For the data below, count the lines that have the string "title" and state that number by itself.

Website and app data records
□ □ □
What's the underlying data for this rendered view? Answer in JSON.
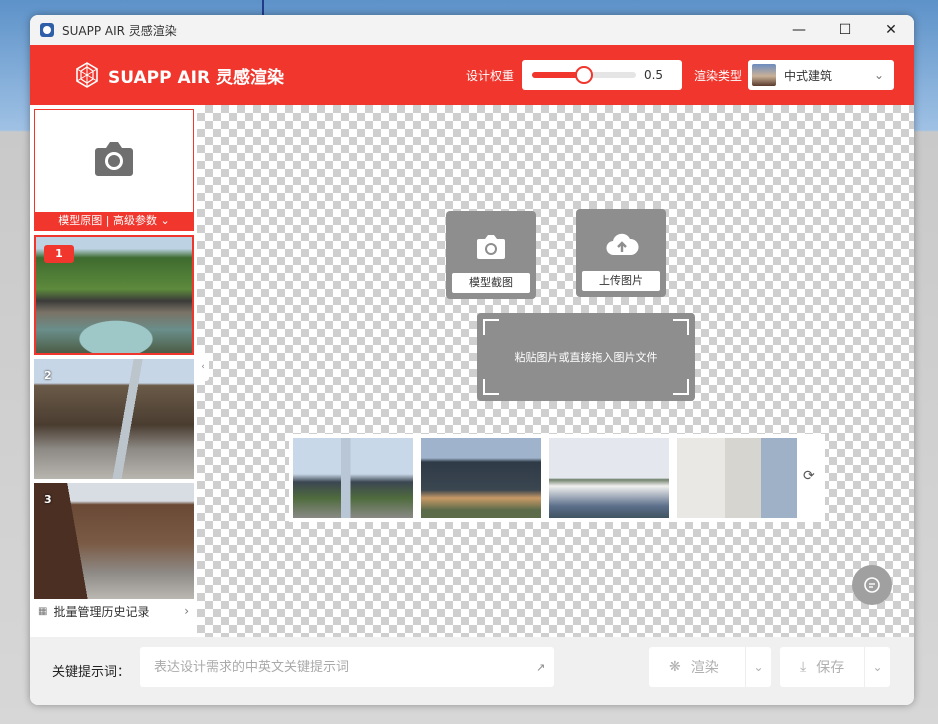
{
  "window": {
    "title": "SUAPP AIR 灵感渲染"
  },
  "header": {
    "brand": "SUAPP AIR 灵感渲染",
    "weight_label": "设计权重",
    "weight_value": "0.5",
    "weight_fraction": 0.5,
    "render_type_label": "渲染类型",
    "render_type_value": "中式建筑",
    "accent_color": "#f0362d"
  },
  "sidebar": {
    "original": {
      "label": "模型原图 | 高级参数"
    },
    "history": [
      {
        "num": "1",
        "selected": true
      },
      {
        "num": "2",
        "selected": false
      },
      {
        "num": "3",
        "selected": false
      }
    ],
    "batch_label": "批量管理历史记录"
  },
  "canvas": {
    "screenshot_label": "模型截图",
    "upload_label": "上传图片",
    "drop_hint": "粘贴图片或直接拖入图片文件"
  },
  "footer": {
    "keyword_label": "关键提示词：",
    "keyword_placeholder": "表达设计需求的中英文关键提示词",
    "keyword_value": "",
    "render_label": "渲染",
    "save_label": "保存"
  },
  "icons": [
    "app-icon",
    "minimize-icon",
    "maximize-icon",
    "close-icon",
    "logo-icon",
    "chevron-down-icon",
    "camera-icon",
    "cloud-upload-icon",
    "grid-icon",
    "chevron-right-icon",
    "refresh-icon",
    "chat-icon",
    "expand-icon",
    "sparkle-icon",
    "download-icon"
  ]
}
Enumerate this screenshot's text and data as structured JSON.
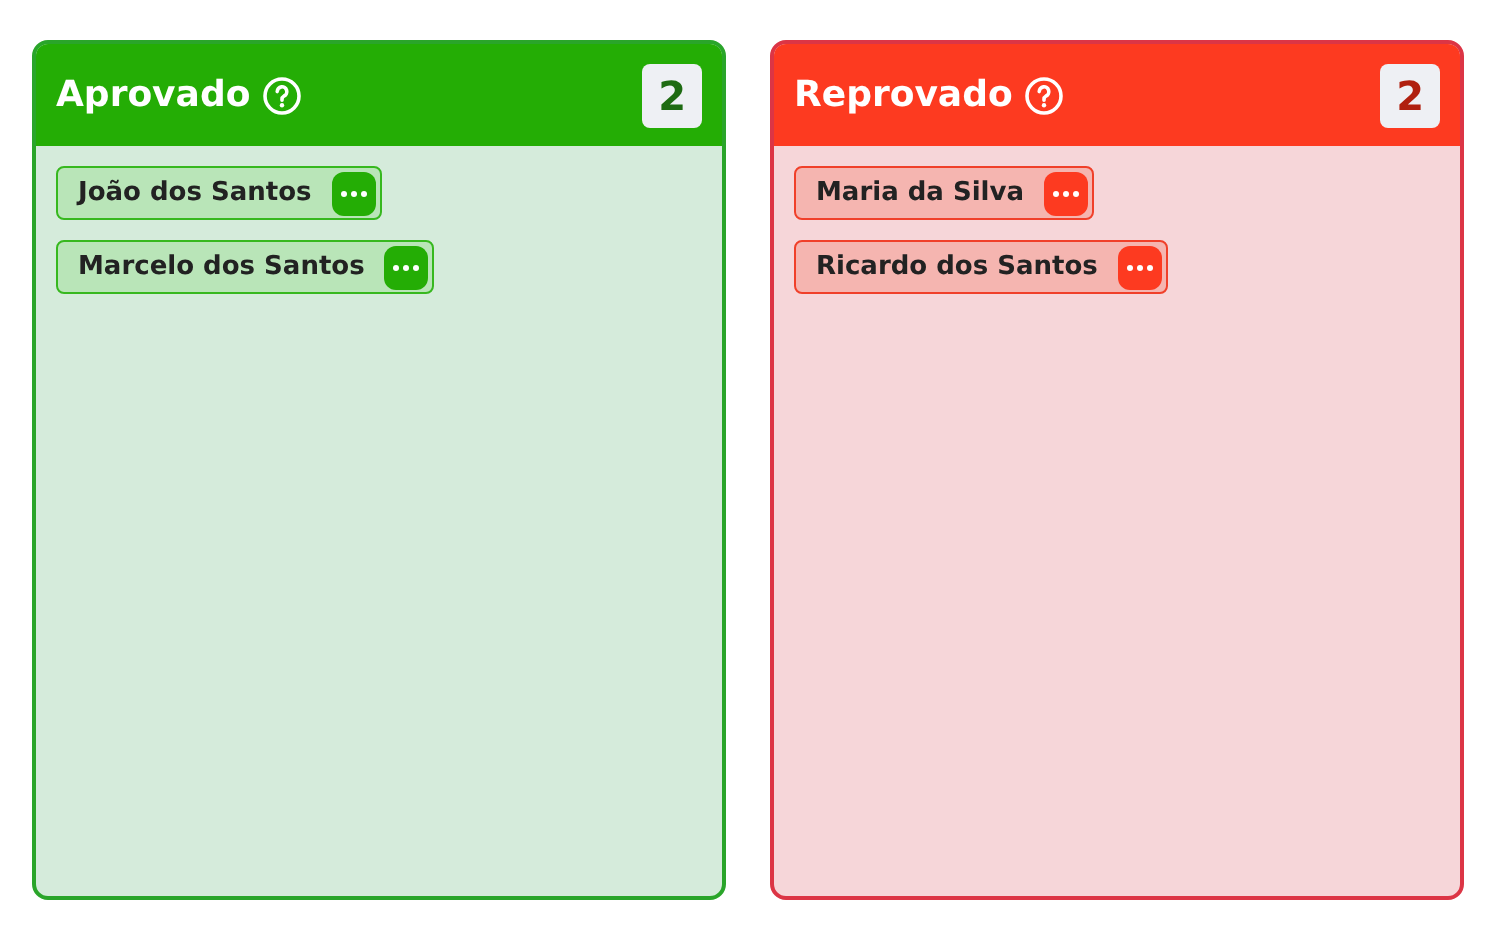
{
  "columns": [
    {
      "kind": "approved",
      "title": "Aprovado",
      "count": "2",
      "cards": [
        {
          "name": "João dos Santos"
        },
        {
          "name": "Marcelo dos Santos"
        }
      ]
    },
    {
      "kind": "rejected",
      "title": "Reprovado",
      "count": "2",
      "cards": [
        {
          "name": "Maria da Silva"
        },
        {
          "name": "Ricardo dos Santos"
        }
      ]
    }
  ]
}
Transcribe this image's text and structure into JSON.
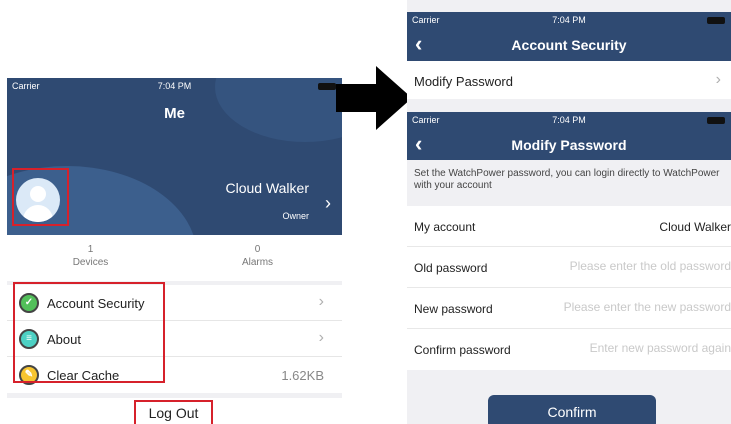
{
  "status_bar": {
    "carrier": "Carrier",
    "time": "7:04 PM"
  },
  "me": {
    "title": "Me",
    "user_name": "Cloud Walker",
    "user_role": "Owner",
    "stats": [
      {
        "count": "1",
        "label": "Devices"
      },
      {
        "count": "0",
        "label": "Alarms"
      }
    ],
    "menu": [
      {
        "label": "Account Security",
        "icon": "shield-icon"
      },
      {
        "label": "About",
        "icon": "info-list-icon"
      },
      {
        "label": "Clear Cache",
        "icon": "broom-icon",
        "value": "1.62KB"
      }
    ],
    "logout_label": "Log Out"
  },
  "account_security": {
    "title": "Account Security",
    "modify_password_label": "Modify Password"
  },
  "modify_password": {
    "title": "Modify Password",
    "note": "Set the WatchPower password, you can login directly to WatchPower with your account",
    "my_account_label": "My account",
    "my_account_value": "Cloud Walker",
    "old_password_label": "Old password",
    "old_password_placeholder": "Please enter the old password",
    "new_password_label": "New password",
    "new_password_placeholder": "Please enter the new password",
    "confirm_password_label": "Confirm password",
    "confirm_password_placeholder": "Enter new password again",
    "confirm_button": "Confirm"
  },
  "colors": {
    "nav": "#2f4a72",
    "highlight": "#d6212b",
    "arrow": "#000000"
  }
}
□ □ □
* Response *
6